In the end, I strongly agree with Henican and Cain who felt that candidates should be willing and able to answer anybody's questions regardless of political leaning if they want to attain the highest office in the land.
On Friday's Hardball, MSNBC's Chris Matthews tried to explain away his “criminality” allegation against the Bush administration, hailed as his “hero” a CBS News correspondent who touted Jesse Jackson as “a sort of conscience of the country” and, in showing pictures from the Thursday night party celebrating Hardball's 10th anniversary, illustrated how he was surrounded by liberals.
Comments from Matthews on his show suggested that his charge against the Bush administration -- “they've finally been caught in their criminality” -- which the Washington Examiner quoted him as saying at the party, was merely a reference to Scooter Libby. But he failed to specifically clarify, correct or deny the quote.

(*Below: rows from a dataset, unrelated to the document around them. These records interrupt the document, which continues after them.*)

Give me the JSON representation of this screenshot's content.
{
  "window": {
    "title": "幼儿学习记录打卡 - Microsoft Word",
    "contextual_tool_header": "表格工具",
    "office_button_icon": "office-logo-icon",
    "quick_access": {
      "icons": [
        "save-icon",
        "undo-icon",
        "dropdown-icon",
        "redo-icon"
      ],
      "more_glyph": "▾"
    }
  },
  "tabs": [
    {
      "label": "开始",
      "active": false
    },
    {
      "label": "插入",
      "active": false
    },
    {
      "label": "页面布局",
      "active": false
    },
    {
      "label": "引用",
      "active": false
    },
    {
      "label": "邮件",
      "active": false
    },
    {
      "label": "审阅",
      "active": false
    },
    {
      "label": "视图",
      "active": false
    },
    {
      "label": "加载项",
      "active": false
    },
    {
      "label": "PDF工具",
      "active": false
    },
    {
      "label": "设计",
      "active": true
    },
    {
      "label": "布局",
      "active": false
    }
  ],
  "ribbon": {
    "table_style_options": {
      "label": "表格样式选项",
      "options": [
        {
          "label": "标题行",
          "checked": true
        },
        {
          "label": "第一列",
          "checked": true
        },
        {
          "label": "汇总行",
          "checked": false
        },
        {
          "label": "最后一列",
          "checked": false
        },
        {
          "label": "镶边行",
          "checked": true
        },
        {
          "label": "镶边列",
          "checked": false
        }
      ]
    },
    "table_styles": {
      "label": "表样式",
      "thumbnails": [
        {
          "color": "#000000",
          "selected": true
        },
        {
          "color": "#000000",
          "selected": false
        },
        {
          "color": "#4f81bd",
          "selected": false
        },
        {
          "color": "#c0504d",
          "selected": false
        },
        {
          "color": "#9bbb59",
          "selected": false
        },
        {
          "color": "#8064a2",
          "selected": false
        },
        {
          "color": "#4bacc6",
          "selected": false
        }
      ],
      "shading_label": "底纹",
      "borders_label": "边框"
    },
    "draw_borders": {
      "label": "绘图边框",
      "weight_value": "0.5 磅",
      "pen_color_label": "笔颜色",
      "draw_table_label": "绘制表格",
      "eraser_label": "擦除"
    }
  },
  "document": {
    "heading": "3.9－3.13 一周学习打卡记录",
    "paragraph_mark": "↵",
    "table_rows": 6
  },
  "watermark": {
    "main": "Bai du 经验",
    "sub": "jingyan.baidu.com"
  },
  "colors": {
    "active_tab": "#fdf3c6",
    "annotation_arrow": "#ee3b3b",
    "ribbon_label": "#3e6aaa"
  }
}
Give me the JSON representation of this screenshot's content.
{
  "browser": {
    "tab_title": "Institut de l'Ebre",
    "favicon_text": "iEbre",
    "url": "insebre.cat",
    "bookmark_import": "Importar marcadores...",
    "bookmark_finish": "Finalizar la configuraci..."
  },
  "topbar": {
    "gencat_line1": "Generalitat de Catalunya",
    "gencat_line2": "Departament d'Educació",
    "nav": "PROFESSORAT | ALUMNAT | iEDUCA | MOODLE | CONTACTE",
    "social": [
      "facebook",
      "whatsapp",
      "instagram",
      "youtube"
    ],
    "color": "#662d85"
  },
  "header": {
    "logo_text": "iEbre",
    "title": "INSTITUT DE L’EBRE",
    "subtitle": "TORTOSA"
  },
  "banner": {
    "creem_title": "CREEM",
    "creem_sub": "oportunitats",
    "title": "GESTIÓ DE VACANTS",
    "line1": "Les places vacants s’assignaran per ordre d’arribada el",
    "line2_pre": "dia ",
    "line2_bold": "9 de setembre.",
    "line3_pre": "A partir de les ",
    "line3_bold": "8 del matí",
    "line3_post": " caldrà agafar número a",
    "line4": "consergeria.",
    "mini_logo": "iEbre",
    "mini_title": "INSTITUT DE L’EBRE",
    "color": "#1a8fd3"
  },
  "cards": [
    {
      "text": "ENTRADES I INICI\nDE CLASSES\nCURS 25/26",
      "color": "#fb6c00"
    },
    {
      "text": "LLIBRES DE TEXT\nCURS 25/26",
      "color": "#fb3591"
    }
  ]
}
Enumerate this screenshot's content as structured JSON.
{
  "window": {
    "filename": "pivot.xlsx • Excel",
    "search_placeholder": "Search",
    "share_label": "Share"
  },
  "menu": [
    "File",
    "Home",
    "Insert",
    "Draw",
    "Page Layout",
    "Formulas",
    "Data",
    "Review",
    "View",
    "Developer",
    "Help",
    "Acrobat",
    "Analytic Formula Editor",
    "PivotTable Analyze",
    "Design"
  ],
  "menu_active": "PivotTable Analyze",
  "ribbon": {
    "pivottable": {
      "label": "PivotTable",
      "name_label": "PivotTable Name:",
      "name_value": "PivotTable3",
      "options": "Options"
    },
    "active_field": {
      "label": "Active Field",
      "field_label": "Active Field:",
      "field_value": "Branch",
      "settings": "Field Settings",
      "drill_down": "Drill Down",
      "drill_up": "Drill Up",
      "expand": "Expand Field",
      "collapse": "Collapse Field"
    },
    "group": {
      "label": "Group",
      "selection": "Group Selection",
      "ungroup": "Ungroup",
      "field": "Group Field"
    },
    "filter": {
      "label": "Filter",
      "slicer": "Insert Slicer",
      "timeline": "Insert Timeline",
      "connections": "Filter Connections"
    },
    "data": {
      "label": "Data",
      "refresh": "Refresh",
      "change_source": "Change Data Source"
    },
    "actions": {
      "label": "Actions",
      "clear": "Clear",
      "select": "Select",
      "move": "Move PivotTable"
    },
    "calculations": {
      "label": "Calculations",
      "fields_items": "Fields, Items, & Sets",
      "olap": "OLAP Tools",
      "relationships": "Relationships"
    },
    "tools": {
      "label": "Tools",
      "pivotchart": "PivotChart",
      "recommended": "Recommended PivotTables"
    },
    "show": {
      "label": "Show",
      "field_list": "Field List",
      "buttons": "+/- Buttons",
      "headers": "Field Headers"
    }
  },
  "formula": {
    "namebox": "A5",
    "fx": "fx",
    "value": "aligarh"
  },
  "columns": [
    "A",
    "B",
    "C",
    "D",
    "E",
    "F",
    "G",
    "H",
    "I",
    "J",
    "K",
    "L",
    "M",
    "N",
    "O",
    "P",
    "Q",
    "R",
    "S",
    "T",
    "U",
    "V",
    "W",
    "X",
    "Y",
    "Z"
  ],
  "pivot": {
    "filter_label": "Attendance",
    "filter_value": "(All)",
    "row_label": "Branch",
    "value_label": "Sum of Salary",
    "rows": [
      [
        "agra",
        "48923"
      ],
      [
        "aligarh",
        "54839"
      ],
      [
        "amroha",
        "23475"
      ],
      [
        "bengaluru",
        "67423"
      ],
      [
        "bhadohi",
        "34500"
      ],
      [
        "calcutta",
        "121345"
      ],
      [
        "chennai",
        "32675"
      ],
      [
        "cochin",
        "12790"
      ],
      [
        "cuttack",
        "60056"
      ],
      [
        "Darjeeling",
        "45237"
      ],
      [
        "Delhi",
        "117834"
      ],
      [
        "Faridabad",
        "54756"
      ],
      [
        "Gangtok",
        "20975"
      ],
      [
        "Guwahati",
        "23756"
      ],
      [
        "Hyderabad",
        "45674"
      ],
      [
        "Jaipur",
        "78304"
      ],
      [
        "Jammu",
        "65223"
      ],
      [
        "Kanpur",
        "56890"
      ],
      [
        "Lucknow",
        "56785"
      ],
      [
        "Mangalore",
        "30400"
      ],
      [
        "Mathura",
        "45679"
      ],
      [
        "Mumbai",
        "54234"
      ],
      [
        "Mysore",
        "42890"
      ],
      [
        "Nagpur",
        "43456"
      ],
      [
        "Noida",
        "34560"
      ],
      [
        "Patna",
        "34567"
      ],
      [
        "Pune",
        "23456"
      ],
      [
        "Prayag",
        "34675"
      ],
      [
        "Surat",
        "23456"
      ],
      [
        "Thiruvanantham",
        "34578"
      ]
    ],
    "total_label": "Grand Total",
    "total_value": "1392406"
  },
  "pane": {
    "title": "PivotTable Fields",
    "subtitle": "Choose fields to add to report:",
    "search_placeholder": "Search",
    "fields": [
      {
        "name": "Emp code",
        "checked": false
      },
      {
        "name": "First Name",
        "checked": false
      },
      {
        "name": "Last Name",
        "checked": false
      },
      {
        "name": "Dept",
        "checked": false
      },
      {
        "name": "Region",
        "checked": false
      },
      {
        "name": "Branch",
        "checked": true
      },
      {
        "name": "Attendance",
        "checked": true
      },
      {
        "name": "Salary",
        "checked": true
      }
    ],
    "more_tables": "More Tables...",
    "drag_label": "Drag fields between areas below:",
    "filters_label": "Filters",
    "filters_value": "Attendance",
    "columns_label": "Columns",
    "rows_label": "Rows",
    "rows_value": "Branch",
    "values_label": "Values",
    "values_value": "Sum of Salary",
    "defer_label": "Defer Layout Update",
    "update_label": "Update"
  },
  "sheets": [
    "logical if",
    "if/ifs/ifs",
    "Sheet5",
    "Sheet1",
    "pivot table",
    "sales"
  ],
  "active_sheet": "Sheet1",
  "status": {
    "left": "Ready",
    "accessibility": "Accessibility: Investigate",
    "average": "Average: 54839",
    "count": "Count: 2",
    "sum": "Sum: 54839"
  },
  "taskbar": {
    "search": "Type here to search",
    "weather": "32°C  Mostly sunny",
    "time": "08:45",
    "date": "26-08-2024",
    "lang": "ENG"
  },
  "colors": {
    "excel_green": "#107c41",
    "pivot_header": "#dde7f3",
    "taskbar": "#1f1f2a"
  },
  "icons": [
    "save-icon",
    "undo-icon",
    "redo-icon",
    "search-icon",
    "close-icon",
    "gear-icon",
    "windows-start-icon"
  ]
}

He argued “that in one case,” Bush administration “efforts to silence critics, and to cover up those efforts, got a senior Cheney aide caught up in criminality, indeed, in a conviction for perjury and obstruction of justice.” Matthews, playing the martyr to obviously unsuccessful supposed attempts to silence him, then trumpeted “my hero Eric Sevareid,” who “once noted we cannot always be right on the facts, though we must try to be; we cannot always be fair, but we must try to be. But we must always be independent.” If only Matthews really lived up to that “independent” promise.
MRC Research Director and NewsBusters senior editor Rich Noyes appeared on Friday's "The Big Story with John Gibson" on the Fox News Channel to discuss how MSNBC anchor Chris Matthews declared that the administration has “been caught in their criminality” just days before he was scheduled to co-moderate a GOP presidential debate on CNBC.
In a week when Democratic senators tried to intimidate executives at Clear Channel Communications based on a false interpretation of Rush Limbaugh’s “phony soldiers” comment, MSNBC host Chris Matthews on Thursday decried what he said were complaints from the Bush White House to MSNBC executives about the content of his show. “They will not silence me!” Matthews declared at a celebration of the 10th anniversary of his "Hardball" show, the (Washington, D.C.) Examiner reported.
Talking about the Democrats’ threats to silence Limbaugh on Tuesday, Matthews put all of the onus on Limbaugh’s speech, not liberals’ attacks on the First Amendement. “Do you think that Rush Limbaugh was right to call people who oppose the war who have served ‘phony soldiers?’” Matthews demanded of a panelist, distorting the facts. “So we’re agreed, so we all disagree with Rush Limbaugh,” he later claimed.
The fellow synonymous with "Hardball" showed his soft side today. Interviewed by his wife to help mark the show's 10th anniversary and promote his new book, "Life's a Campaign,"Chris Matthews was frequently emotional as he talked about everything from his heroes [including JFK, Churchill and Hemingway], his drinking days and his admiration for John McCain's patriotism.
In contrast, Kathleen Matthews, a former TV news anchor, exuded a composed professionalism. A nice, cool balance to Chris's fire, it seemed.
Later, John Kerry reminded us of what we didn't, shall we say, necessarily love about the guy.